Four children shocked to death in Cape’s stormy weather


A total of eight people, including four children, were shocked to death in Cape Town this past long weekend while heavy rain and flooding wreaked havoc in the Western Cape.

The metro’s disaster coordination team confirmed that four of the deaths were at the Covid-19 informal settlement in Driftsands, while four children were shocked to death in the Klipfontein area.

At the same time, emergency services scrambled to rescue six children who were trapped in three different houses in the Strand.

The residents of a retirement home on Somerset West also had to be rushed to safety, while another 170 people found shelter in a hall in Sir Lowry’s Pass.

A group of people were also trapped at the Kogelbaai resort after roads were closed on both sides of Gordonsbaai and Rooiels. The provincial disaster risk management center assisted the metro in these rescue efforts.

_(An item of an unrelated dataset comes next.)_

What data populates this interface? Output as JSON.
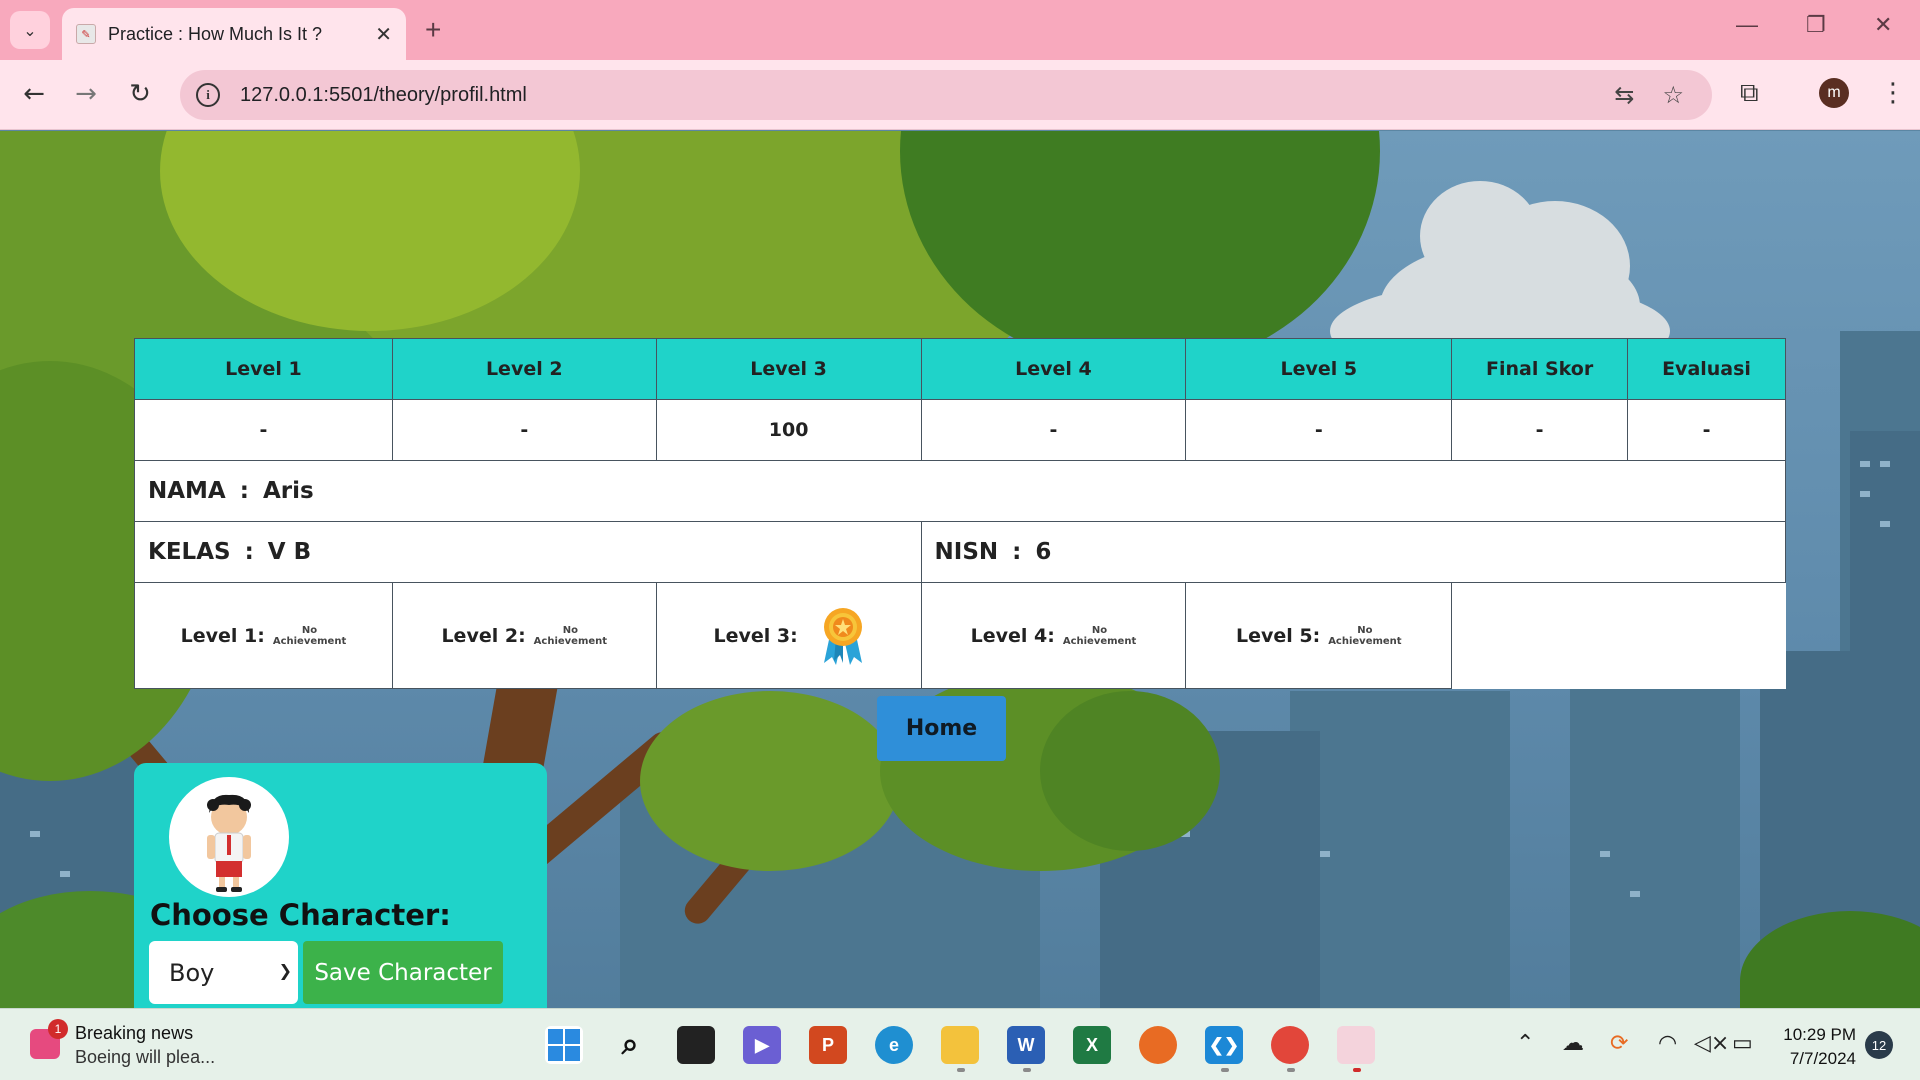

The metro’s disaster management teams were deployed at numerous locations in Cape Town this past weekend after heavy rain caused extensive damage. Between Sunday evening and Monday morning, parts of Cape Town already recorded 294.6 mm of rain.

Charlotte Powell, spokeswoman for the metro’s disaster management centre, says the flooding particularly affected communities with informal housing, but also established parts of Durbanville, the Strand, Gordons Bay and Hout Bay.

A preliminary assessment of the state of affairs shows that as many as 1,000 structures in, among others, Khayelitsha, Philippi and several other informal communities have been destroyed.

“Sandbags are already being distributed in the communities to assist them, while a number of humanitarian relief agencies are helping with meals, blankets and other necessities such as baby products,” says Powell.

The Lourens and Eerste Rivers were flooded, as was the Spaanschemat River on the M42 opposite the Tokai Forest.

Several roads in the province are flooded and are currently inaccessible to motorists.

Meanwhile, weather-related power outages have been reported in various parts of Cape Town. Eskom has already temporarily exempted parts of the Western Cape from load shedding so that technicians can safely restore power supply.

Western Cape Premier Alan Winde will give further feedback later today on the disaster management efforts following the devastating storms.

Several other provincial government departments will also provide updates on the effects the storms have had on various services.